=== Supplied data ===

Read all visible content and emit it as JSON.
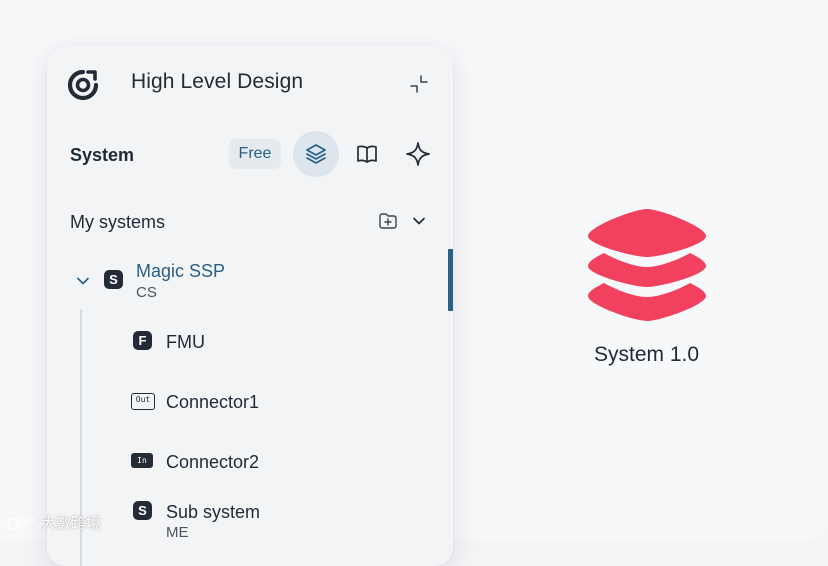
{
  "header": {
    "title": "High Level Design"
  },
  "toolbar": {
    "section_label": "System",
    "plan_badge": "Free"
  },
  "systems": {
    "heading": "My systems",
    "root": {
      "badge": "S",
      "name": "Magic SSP",
      "subtitle": "CS"
    },
    "children": [
      {
        "badge": "F",
        "name": "FMU",
        "subtitle": ""
      },
      {
        "badge": "Out",
        "name": "Connector1",
        "subtitle": ""
      },
      {
        "badge": "In",
        "name": "Connector2",
        "subtitle": ""
      },
      {
        "badge": "S",
        "name": "Sub system",
        "subtitle": "ME"
      }
    ]
  },
  "preview": {
    "label": "System 1.0"
  },
  "watermark": {
    "text": "大數跨境"
  },
  "colors": {
    "accent": "#2a5f86",
    "brand_red": "#f1415f",
    "dark": "#232b36"
  },
  "icons": {
    "app_logo": "app-logo-icon",
    "collapse": "collapse-icon",
    "layers": "layers-icon",
    "book": "book-icon",
    "sparkle": "sparkle-icon",
    "new_folder": "folder-plus-icon",
    "chevron": "chevron-down-icon"
  }
}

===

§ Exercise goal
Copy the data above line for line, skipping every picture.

§ Answer space
Read all visible content and emit it as JSON.
{
  "header": {
    "title": "High Level Design"
  },
  "toolbar": {
    "section_label": "System",
    "plan_badge": "Free"
  },
  "systems": {
    "heading": "My systems",
    "root": {
      "badge": "S",
      "name": "Magic SSP",
      "subtitle": "CS"
    },
    "children": [
      {
        "badge": "F",
        "name": "FMU",
        "subtitle": ""
      },
      {
        "badge": "Out",
        "name": "Connector1",
        "subtitle": ""
      },
      {
        "badge": "In",
        "name": "Connector2",
        "subtitle": ""
      },
      {
        "badge": "S",
        "name": "Sub system",
        "subtitle": "ME"
      }
    ]
  },
  "preview": {
    "label": "System 1.0"
  },
  "watermark": {
    "text": "大數跨境"
  },
  "colors": {
    "accent": "#2a5f86",
    "brand_red": "#f1415f",
    "dark": "#232b36"
  },
  "icons": {
    "app_logo": "app-logo-icon",
    "collapse": "collapse-icon",
    "layers": "layers-icon",
    "book": "book-icon",
    "sparkle": "sparkle-icon",
    "new_folder": "folder-plus-icon",
    "chevron": "chevron-down-icon"
  }
}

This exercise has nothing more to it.